The latest developments in Bamboo product innovation across the world, accelerated and coordinated efforts by various government of India ministries and patronage offered by the Union as well as the state government by freeing bamboo from the clutches of forest officialdom are seen as some positive steps to enable bamboo realise its true potential as green gold.
It may be recalled that recent measures were taken by the Government of India to exempt non-forest bamboo from the clutches of forest officialdom are seen as a big positive for the nascent bamboo industry in the country.
The amendment approved by the Cabinet will allow free movement of bamboo and would generate the demand for raw material leading to planting of bamboo trees on non-forest land, provide employment and encourage growth of small and medium industries in the villages and smaller towns and reduce dependence on imports.
The Bamboo which is the livelihood for lakhs of people of North East, has been under a very restrictive regulatory regime. Because of this, you cannot transport or sell the Bamboo produced in your own field without the permit: PM @narendramodi
— PMO India (@PMOIndia) December 16, 2017
The government has already made several other relaxations in the bamboo sector. For instance, the export of products made from bamboo, except Bamboo Charcoal, bamboo pulp and unprocessed bamboo shoots has also been made free.
From a ‘poor man’s timber’ to ‘green gold’, bamboo is fast emerging as the super material of the 21st century. It is one of the fastest growing and highest yielding renewable natural resource making it a good substitute to wood in mitigating pressure on natural forests. Bamboo has unrivalled capacity to capture carbon. Given its immense economic potential, Bamboo can enable socio-economic development at the bottom of the pyramid through gainful employment & income generation.
India has the second largest reserves of bamboo in the world. Leveraging this can spur gainful employment and income generation especially in North East India which has over 66% of India’s bamboo reserves and where bamboo is an intrinsic part of the local culture.

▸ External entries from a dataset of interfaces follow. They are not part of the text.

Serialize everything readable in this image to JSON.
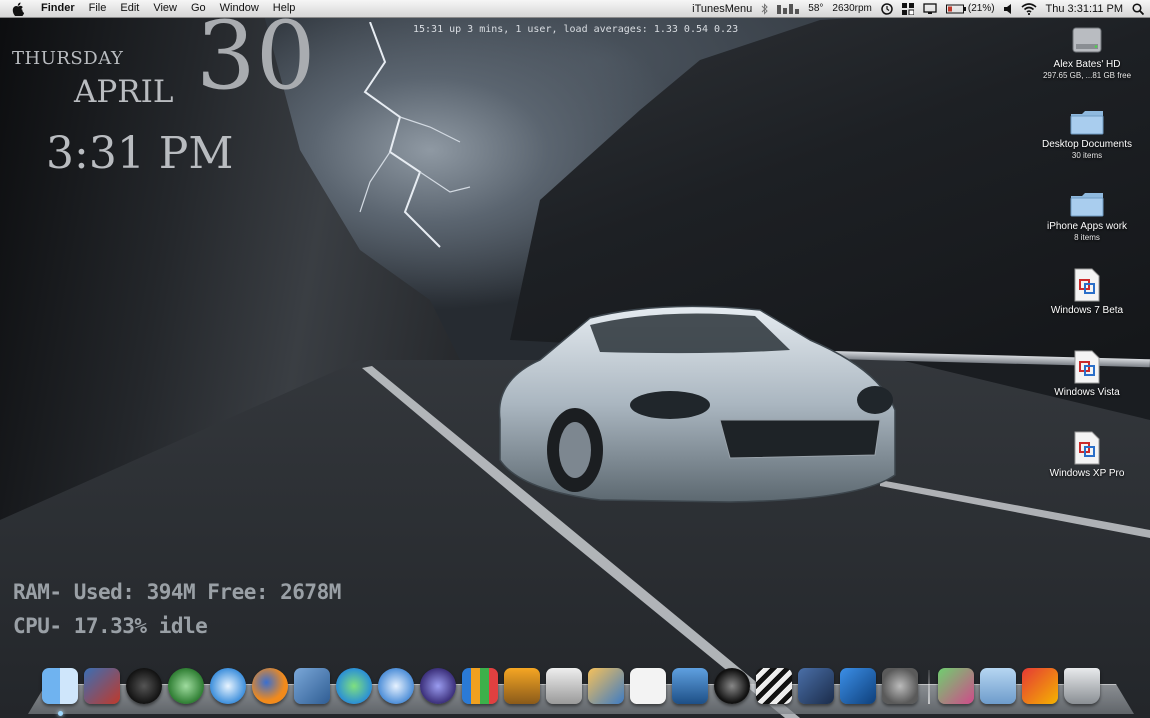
{
  "menubar": {
    "app_name": "Finder",
    "menus": [
      "File",
      "Edit",
      "View",
      "Go",
      "Window",
      "Help"
    ],
    "itunes_menu": "iTunesMenu",
    "temperature": "58°",
    "fan_speed": "2630rpm",
    "battery": "(21%)",
    "clock": "Thu 3:31:11 PM"
  },
  "clock_widget": {
    "day_name": "THURSDAY",
    "month": "APRIL",
    "day_number": "30",
    "time": "3:31 PM"
  },
  "uptime_line": "15:31  up 3 mins, 1 user, load averages: 1.33 0.54 0.23",
  "system_stats": {
    "ram_line": "RAM- Used: 394M Free: 2678M",
    "cpu_line": "CPU- 17.33% idle"
  },
  "desktop_icons": [
    {
      "name": "Alex Bates' HD",
      "info": "297.65 GB, ...81 GB free",
      "icon": "hard-drive-icon"
    },
    {
      "name": "Desktop Documents",
      "info": "30 items",
      "icon": "folder-icon"
    },
    {
      "name": "iPhone Apps work",
      "info": "8 items",
      "icon": "folder-icon"
    },
    {
      "name": "Windows 7 Beta",
      "info": "",
      "icon": "vm-document-icon"
    },
    {
      "name": "Windows Vista",
      "info": "",
      "icon": "vm-document-icon"
    },
    {
      "name": "Windows XP Pro",
      "info": "",
      "icon": "vm-document-icon"
    }
  ],
  "dock_items": [
    "finder-icon",
    "vmware-fusion-icon",
    "dashboard-icon",
    "time-machine-icon",
    "safari-icon",
    "firefox-icon",
    "preview-icon",
    "itunes-visualizer-icon",
    "itunes-icon",
    "pen-utility-icon",
    "activity-monitor-icon",
    "keynote-icon",
    "printer-icon",
    "iphoto-icon",
    "acrobat-icon",
    "photo-booth-icon",
    "aperture-icon",
    "final-cut-icon",
    "quicktime-icon",
    "iphone-simulator-icon",
    "system-preferences-icon",
    "applications-stack-icon",
    "documents-folder-icon",
    "downloads-stack-icon",
    "trash-icon"
  ],
  "colors": {
    "menubar": "#e6e6e6",
    "widget_text": "#b9bcc0",
    "stats_text": "#9aa0a6"
  }
}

But unless non-official, independent experts are involved and effective hand-holding done, there is no way the bamboo sector realizes its potential. The lack of participation of private experts or independent members who have been working in the field and have gathered immense experience and knowledge is huge deterrent to the growth and development of the sector. Their presence is much needed to provide the direction and clarity which has been missing.
Forest officials have been struggling since the last 2 decades to boost growth in the sector which sadly less success. If private experts are not included at this stage, then the new initiatives of the Government will not bear the required results – this is a fear that has been echoed by many proponents of Bamboo.